Tuesday morning, nurses from the Michigan Nurses Association and the University of Michigan Professional Nurse Council protested against the University of Michigan after U.S. News and World Report released its 2018 list of the best hospitals in the country.
According to a press release sent to The Daily, nurses refused to sit down or have refreshments while at the reveal event. They chanted to advocate for safe and transparent staffing ratios to be written into their union contract.
Michigan Medicine was ranked fifth overall in the nation. It was ranked first in treatment of ear, nose and throat issues and second in gynecology. Michigan Medicine nurses protested the rankings reveal event held by the hospital Tuesday, saying they helped Michigan Medicine reach its fifth place ranking and therefore deserve a better contract.

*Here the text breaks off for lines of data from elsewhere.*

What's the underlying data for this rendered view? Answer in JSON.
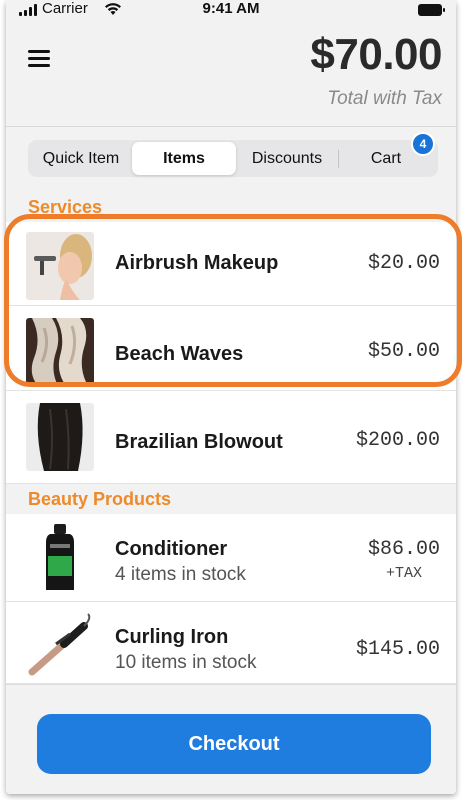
{
  "status_bar": {
    "carrier": "Carrier",
    "time": "9:41 AM"
  },
  "header": {
    "total": "$70.00",
    "total_label": "Total with Tax"
  },
  "tabs": [
    {
      "label": "Quick Item"
    },
    {
      "label": "Items",
      "active": true
    },
    {
      "label": "Discounts"
    },
    {
      "label": "Cart",
      "badge": "4"
    }
  ],
  "sections": [
    {
      "title": "Services",
      "items": [
        {
          "name": "Airbrush Makeup",
          "price": "$20.00"
        },
        {
          "name": "Beach Waves",
          "price": "$50.00"
        },
        {
          "name": "Brazilian Blowout",
          "price": "$200.00"
        }
      ]
    },
    {
      "title": "Beauty Products",
      "items": [
        {
          "name": "Conditioner",
          "stock": "4 items in stock",
          "price": "$86.00",
          "tax": "+TAX"
        },
        {
          "name": "Curling Iron",
          "stock": "10 items in stock",
          "price": "$145.00"
        }
      ]
    }
  ],
  "checkout": {
    "label": "Checkout"
  },
  "colors": {
    "accent": "#1f7de0",
    "section_header": "#ee8a2a",
    "highlight": "#ee7d2b",
    "badge": "#1a73d6"
  }
}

Since January, Michigan Medicine and UMPNC have been bargaining for a contract agreement. Their previous contract expired June 30, and a new agreement has not yet been reached. The UMPNC, an affiliate of the MNA, is currently pursuing unfair labor practice charges against the University after Michigan Medicine failed to maintain staffing levels, according to the MNA’s website.
As part of a unionized contract, the nurses are seeking a maitain staffing levels and safe workloads to provide the highest quality patient care and transparency about staffing levels. They also want workplace representatives for nurses and assurance that Victors Care does not create a two tier system with less access and longer wait times. Lastly, the nurses want to stop unnecessary retirement concessions.
Michigan Medicine nurse Ted McTaggart, the secretary of the UMPNC, stated in a press release nurses have not gotten the respect they deserve from the hospital system.
“We are a nationally recognized hospital, No. 5 in the nation according to U.S. News, because nurses provide outstanding care,” McTaggart said. “Cookies are nice, but nurses deserve a fair contract.”
Ian Robinson, sociology lecturer and president of the Lecturers’ Employee Organization, said LEO and the MNA often work together on bargaining issues. Robinson is also the president of Huron Valley Labor Federation, which works with both unions, will be authoring a letter to the Board of Regents in coming days expressing support for Michigan Medicine nurses and their bargaining efforts.
“We feel that the administration over at Michigan Medicine seem to be very unreasonable in terms of the stands they’re taking on a number of issues that are holding up coming to a resolution,” Robinson said.
Robinson thinks the issues the nurses are facing reflect greater issues nationwide.
“(There’s) place after place where we have to use the tools of democracy to bring administrations that are at odds with what organizations are reasonably demanding … the kinds of struggles we’re seeing the nurses are fighting are exactly the kinds of struggles we have all over our country with the growing inequality that has resulted from folks like the ones running Michigan Medicine prevailing,” Robinson said.
UMPNC Vice Chair Donna Carnahan, explained Michigan Medicine recently received a Magnet Recognition award for its nursing talent, but that this was not acknowledged by the administration in recent meetings.
“None of that (the Magnet statues) was ever mentioned,” Carnahan said. “They never mentioned nursing at all until we all showed up, and what we’re doing is fighting for safe staffing. We want ratios. We want transparency and we want it put into the contract.”
Carnahan also said younger nurses have expressed desires to seek jobs elsewhere if bargaining efforts do not go well.
“People have said that if things happen with this contract that they’re not happy about, they’re gonna leave,” Carnahan said. “There’s jobs everywhere right now and they’re like, ‘Why should I work so hard (for these sick patients) if I have to take some of these cuts?’”
In an email interview with The Daily, Mary Masson, director of institutional planning at Michigan Medicine, said the University is committed to maintaining staffing levels and has offered the nurses a compensation package as part of bargaining. This package includes a 3 percent increase and market-based adjustments to wages and retirement. Holiday pay, shift differentials and administrative time have also been shifted.
“The University has committed to maintaining current staffing levels,” Masson wrote. “The nurses’ union has acknowledged that our staffing levels are excellent and the best in the state. This week, Michigan Medicine has been ranked #5 in the nation by U.S. News & World Report. These Honor Roll rankings are achieved in part by our excellent nurse to patient ratios. Our ratios are in the top 2 percent of all hospitals in the country.”
Michigan Medicine Nurse Megan Duncan attended the protests to support the union. She said her patients have noticed that care at UM is different than other hospitals because of staffing ratios.
“Patients notice the difference. They do. They’ve expressed that to me. They know how important staffing ratios are. If we’re at risk of losing that staffing ratio, it’s not gonna be the same. They know that because they’ve experienced it at other hospitals.”